Interview with Brandy Keen: Emerging from the Indoor Growing Dark Ages

In this episode of the Cannabis Equipment News Podcast, Brandy Keen, co-founder and senior technical advisor of Surna Cultivation Technologies, discusses her nearly 17 years of industry experience helping some 800 cultivators.

Dodging Downtime [Case Study]

TruGro turned to Surna to provide a grow room HVAC solution that was efficient and would keep them running reliably for years to come.

4 Ways to Maximize Grow Room Square Footage

Staying competitive means maximizing your available grow room space. Cannabis cultivators and indoor food producers who can increase yields without sacrificing product quality or adding square footage are on the path to increased ROI. Here are 4 ways you can maximize your commercial grow space.

10 Questions to Consider When Vetting Design Firms

To make your assessment of proposals easier, download our “10 questions you should ask your potential facility design firm.”

Do I Need a Dehumidifier for Cannabis?

Depending on your situation, you will most likely need to use dehumidifiers to remove excess moisture from your grow room environment. But, there are many factors to consider such as HVAC approach, sizing, and quality. Let's examine these factors.

How Much Does it Cost to Start an Indoor Cannabis Grow?

How much will it cost to start an indoor cannabis operation? There are many variables to consider that can drastically affect price including equipment, size, location, and more.
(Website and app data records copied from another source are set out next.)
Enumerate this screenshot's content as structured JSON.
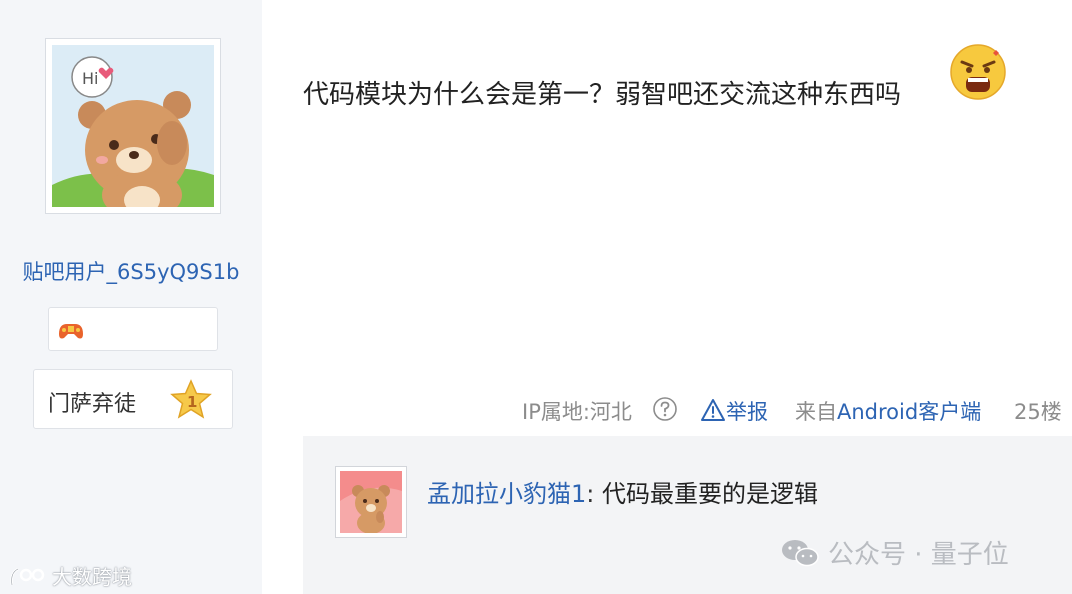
{
  "user": {
    "name": "贴吧用户_6S5yQ9S1b",
    "avatar_bubble": "Hi",
    "level_name": "门萨弃徒",
    "level_number": "1"
  },
  "post": {
    "text": "代码模块为什么会是第一？弱智吧还交流这种东西吗",
    "emoji": "angry-face-icon"
  },
  "meta": {
    "ip_label": "IP属地:河北",
    "report_label": "举报",
    "from_prefix": "来自",
    "client": "Android客户端",
    "floor": "25楼"
  },
  "reply": {
    "user": "孟加拉小豹猫1",
    "separator": ":",
    "text": "代码最重要的是逻辑"
  },
  "watermarks": {
    "wechat": "公众号 · 量子位",
    "corner": "大数跨境"
  },
  "colors": {
    "link_blue": "#2d64b3",
    "sidebar_bg": "#f4f6f9",
    "reply_bg": "#f3f4f6",
    "meta_gray": "#8c8c8c"
  }
}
We'll dive into what these variables are and present an example of what a start-up cost for a cannabis facility could look like. We'll also look at some of the tools you can use to help you shape your budget.
Sign up to receive blogs and other news


© 2023 Surna. All rights reserved.
Scroll to Top
commercial indoor farm considerations and setup examples